An exact reprint of the listing is required, with no pictures included.

§

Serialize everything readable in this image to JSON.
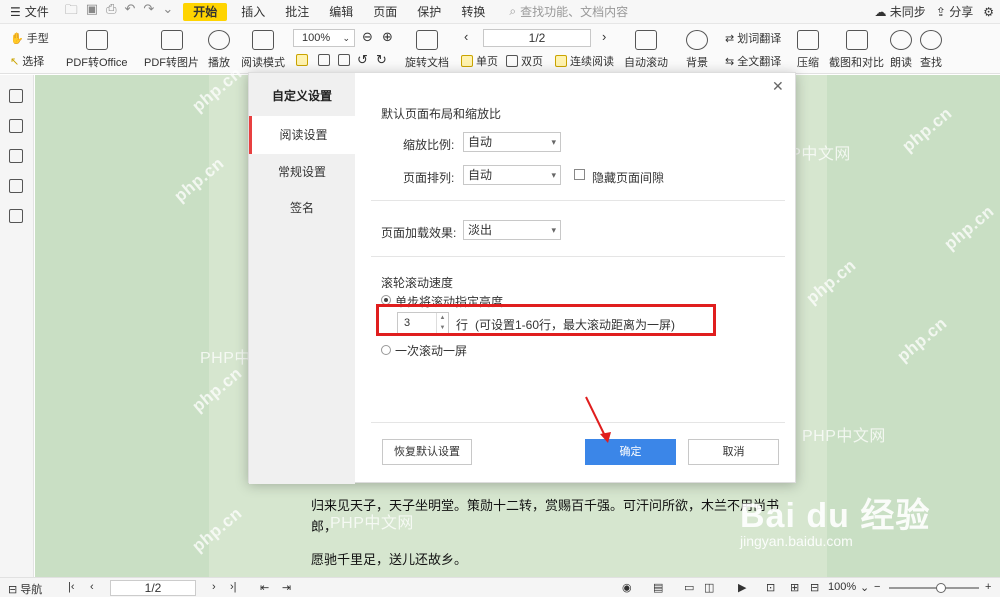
{
  "menubar": {
    "file_label": "文件",
    "tabs": [
      "开始",
      "插入",
      "批注",
      "编辑",
      "页面",
      "保护",
      "转换"
    ],
    "search_placeholder": "查找功能、文档内容",
    "sync_label": "未同步",
    "share_label": "分享"
  },
  "toolbar": {
    "hand_tool": "手型",
    "select_tool": "选择",
    "pdf_to_office": "PDF转Office",
    "pdf_to_image": "PDF转图片",
    "play": "播放",
    "read_mode": "阅读模式",
    "zoom_value": "100%",
    "rotate_doc": "旋转文档",
    "page_value": "1/2",
    "single_page": "单页",
    "double_page": "双页",
    "continuous_read": "连续阅读",
    "auto_scroll": "自动滚动",
    "background": "背景",
    "word_translate": "划词翻译",
    "full_translate": "全文翻译",
    "compress": "压缩",
    "screenshot_compare": "截图和对比",
    "read_aloud": "朗读",
    "find": "查找"
  },
  "dialog": {
    "title": "自定义设置",
    "nav": [
      "阅读设置",
      "常规设置",
      "签名"
    ],
    "section_default_layout": "默认页面布局和缩放比",
    "zoom_label": "缩放比例:",
    "zoom_value": "自动",
    "arrange_label": "页面排列:",
    "arrange_value": "自动",
    "hide_gap_label": "隐藏页面间隙",
    "load_effect_label": "页面加载效果:",
    "load_effect_value": "淡出",
    "scroll_speed_title": "滚轮滚动速度",
    "option_fixed_height": "单步将滚动指定高度",
    "lines_value": "3",
    "lines_unit": "行",
    "lines_hint": "(可设置1-60行，最大滚动距离为一屏)",
    "option_one_screen": "一次滚动一屏",
    "restore_default": "恢复默认设置",
    "ok": "确定",
    "cancel": "取消"
  },
  "document": {
    "lines": [
      "归来见天子，天子坐明堂。策勋十二转，赏赐百千强。可汗问所欲，木兰不用尚书郎，",
      "愿驰千里足，送儿还故乡。"
    ]
  },
  "statusbar": {
    "nav_label": "导航",
    "page_value": "1/2",
    "zoom_value": "100%",
    "zoom_slider_fraction": 0.58
  },
  "watermarks": {
    "php_cn": "PHP中文网",
    "php_rot": "php.cn",
    "baidu_logo": "Bai du 经验",
    "baidu_url": "jingyan.baidu.com"
  },
  "colors": {
    "accent_yellow": "#ffd400",
    "primary_blue": "#3b86e8",
    "highlight_red": "#e01e1e",
    "doc_background": "#c9dfc4"
  }
}
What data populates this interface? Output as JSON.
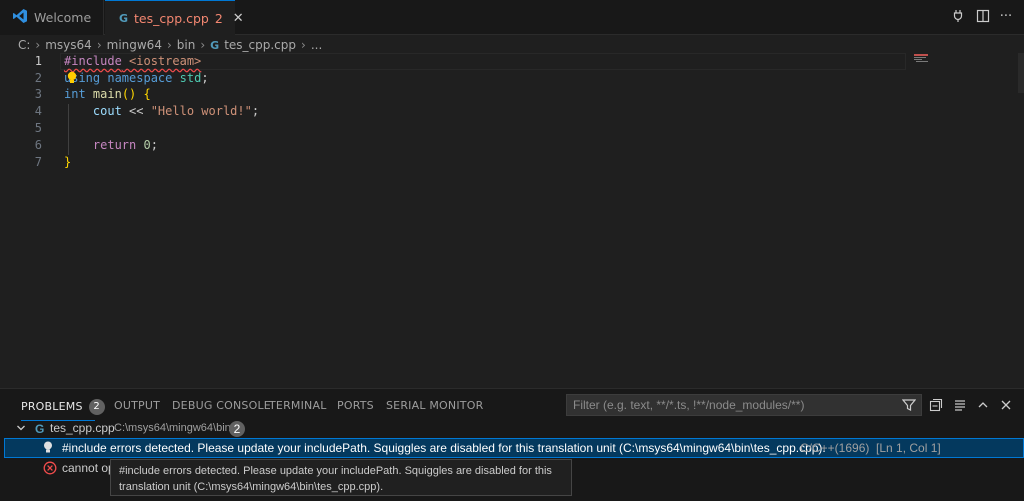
{
  "tabs": [
    {
      "label": "Welcome",
      "icon": "vscode-logo-icon"
    },
    {
      "label": "tes_cpp.cpp",
      "problems": "2",
      "icon": "cpp-file-icon"
    }
  ],
  "breadcrumb": {
    "items": [
      "C:",
      "msys64",
      "mingw64",
      "bin",
      "tes_cpp.cpp",
      "..."
    ]
  },
  "editor": {
    "line_numbers": [
      "1",
      "2",
      "3",
      "4",
      "5",
      "6",
      "7"
    ],
    "lines": [
      {
        "t1": "#include",
        "t2": " ",
        "t3": "<iostream>"
      },
      {
        "t1": "using",
        "t2": " ",
        "t3": "namespace",
        "t4": " ",
        "t5": "std",
        "t6": ";"
      },
      {
        "t1": "int",
        "t2": " ",
        "t3": "main",
        "t4": "()",
        "t5": " ",
        "t6": "{"
      },
      {
        "t1": "    cout",
        "t2": " << ",
        "t3": "\"Hello world!\"",
        "t4": ";"
      },
      {},
      {
        "t1": "    ",
        "t2": "return",
        "t3": " ",
        "t4": "0",
        "t5": ";"
      },
      {
        "t1": "}"
      }
    ]
  },
  "panel": {
    "tabs": {
      "problems": "PROBLEMS",
      "problems_count": "2",
      "output": "OUTPUT",
      "debug_console": "DEBUG CONSOLE",
      "terminal": "TERMINAL",
      "ports": "PORTS",
      "serial_monitor": "SERIAL MONITOR"
    },
    "filter_placeholder": "Filter (e.g. text, **/*.ts, !**/node_modules/**)",
    "file": {
      "name": "tes_cpp.cpp",
      "path": "C:\\msys64\\mingw64\\bin",
      "count": "2"
    },
    "problems": [
      {
        "icon": "lightbulb-icon",
        "message": "#include errors detected. Please update your includePath. Squiggles are disabled for this translation unit (C:\\msys64\\mingw64\\bin\\tes_cpp.cpp).",
        "source": "C/C++(1696)",
        "location": "[Ln 1, Col 1]"
      },
      {
        "icon": "error-icon",
        "message": "cannot op"
      }
    ],
    "tooltip": {
      "line1": "#include errors detected. Please update your includePath. Squiggles are disabled for this",
      "line2": "translation unit (C:\\msys64\\mingw64\\bin\\tes_cpp.cpp)."
    }
  },
  "colors": {
    "accent": "#0078d4",
    "error": "#f14c4c",
    "tab_error": "#f48771",
    "selection": "#04395e"
  }
}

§

TASK OUTPUT -
Serialize everything readable in this image to JSON.
{
  "menubar": {
    "file_label": "文件",
    "tabs": [
      "开始",
      "插入",
      "批注",
      "编辑",
      "页面",
      "保护",
      "转换"
    ],
    "search_placeholder": "查找功能、文档内容",
    "sync_label": "未同步",
    "share_label": "分享"
  },
  "toolbar": {
    "hand_tool": "手型",
    "select_tool": "选择",
    "pdf_to_office": "PDF转Office",
    "pdf_to_image": "PDF转图片",
    "play": "播放",
    "read_mode": "阅读模式",
    "zoom_value": "100%",
    "rotate_doc": "旋转文档",
    "page_value": "1/2",
    "single_page": "单页",
    "double_page": "双页",
    "continuous_read": "连续阅读",
    "auto_scroll": "自动滚动",
    "background": "背景",
    "word_translate": "划词翻译",
    "full_translate": "全文翻译",
    "compress": "压缩",
    "screenshot_compare": "截图和对比",
    "read_aloud": "朗读",
    "find": "查找"
  },
  "dialog": {
    "title": "自定义设置",
    "nav": [
      "阅读设置",
      "常规设置",
      "签名"
    ],
    "section_default_layout": "默认页面布局和缩放比",
    "zoom_label": "缩放比例:",
    "zoom_value": "自动",
    "arrange_label": "页面排列:",
    "arrange_value": "自动",
    "hide_gap_label": "隐藏页面间隙",
    "load_effect_label": "页面加载效果:",
    "load_effect_value": "淡出",
    "scroll_speed_title": "滚轮滚动速度",
    "option_fixed_height": "单步将滚动指定高度",
    "lines_value": "3",
    "lines_unit": "行",
    "lines_hint": "(可设置1-60行，最大滚动距离为一屏)",
    "option_one_screen": "一次滚动一屏",
    "restore_default": "恢复默认设置",
    "ok": "确定",
    "cancel": "取消"
  },
  "document": {
    "lines": [
      "归来见天子，天子坐明堂。策勋十二转，赏赐百千强。可汗问所欲，木兰不用尚书郎，",
      "愿驰千里足，送儿还故乡。"
    ]
  },
  "statusbar": {
    "nav_label": "导航",
    "page_value": "1/2",
    "zoom_value": "100%",
    "zoom_slider_fraction": 0.58
  },
  "watermarks": {
    "php_cn": "PHP中文网",
    "php_rot": "php.cn",
    "baidu_logo": "Bai du 经验",
    "baidu_url": "jingyan.baidu.com"
  },
  "colors": {
    "accent_yellow": "#ffd400",
    "primary_blue": "#3b86e8",
    "highlight_red": "#e01e1e",
    "doc_background": "#c9dfc4"
  }
}
What data populates this interface? Output as JSON.
{
  "tabs": [
    {
      "label": "Welcome",
      "icon": "vscode-logo-icon"
    },
    {
      "label": "tes_cpp.cpp",
      "problems": "2",
      "icon": "cpp-file-icon"
    }
  ],
  "breadcrumb": {
    "items": [
      "C:",
      "msys64",
      "mingw64",
      "bin",
      "tes_cpp.cpp",
      "..."
    ]
  },
  "editor": {
    "line_numbers": [
      "1",
      "2",
      "3",
      "4",
      "5",
      "6",
      "7"
    ],
    "lines": [
      {
        "t1": "#include",
        "t2": " ",
        "t3": "<iostream>"
      },
      {
        "t1": "using",
        "t2": " ",
        "t3": "namespace",
        "t4": " ",
        "t5": "std",
        "t6": ";"
      },
      {
        "t1": "int",
        "t2": " ",
        "t3": "main",
        "t4": "()",
        "t5": " ",
        "t6": "{"
      },
      {
        "t1": "    cout",
        "t2": " << ",
        "t3": "\"Hello world!\"",
        "t4": ";"
      },
      {},
      {
        "t1": "    ",
        "t2": "return",
        "t3": " ",
        "t4": "0",
        "t5": ";"
      },
      {
        "t1": "}"
      }
    ]
  },
  "panel": {
    "tabs": {
      "problems": "PROBLEMS",
      "problems_count": "2",
      "output": "OUTPUT",
      "debug_console": "DEBUG CONSOLE",
      "terminal": "TERMINAL",
      "ports": "PORTS",
      "serial_monitor": "SERIAL MONITOR"
    },
    "filter_placeholder": "Filter (e.g. text, **/*.ts, !**/node_modules/**)",
    "file": {
      "name": "tes_cpp.cpp",
      "path": "C:\\msys64\\mingw64\\bin",
      "count": "2"
    },
    "problems": [
      {
        "icon": "lightbulb-icon",
        "message": "#include errors detected. Please update your includePath. Squiggles are disabled for this translation unit (C:\\msys64\\mingw64\\bin\\tes_cpp.cpp).",
        "source": "C/C++(1696)",
        "location": "[Ln 1, Col 1]"
      },
      {
        "icon": "error-icon",
        "message": "cannot op"
      }
    ],
    "tooltip": {
      "line1": "#include errors detected. Please update your includePath. Squiggles are disabled for this",
      "line2": "translation unit (C:\\msys64\\mingw64\\bin\\tes_cpp.cpp)."
    }
  },
  "colors": {
    "accent": "#0078d4",
    "error": "#f14c4c",
    "tab_error": "#f48771",
    "selection": "#04395e"
  }
}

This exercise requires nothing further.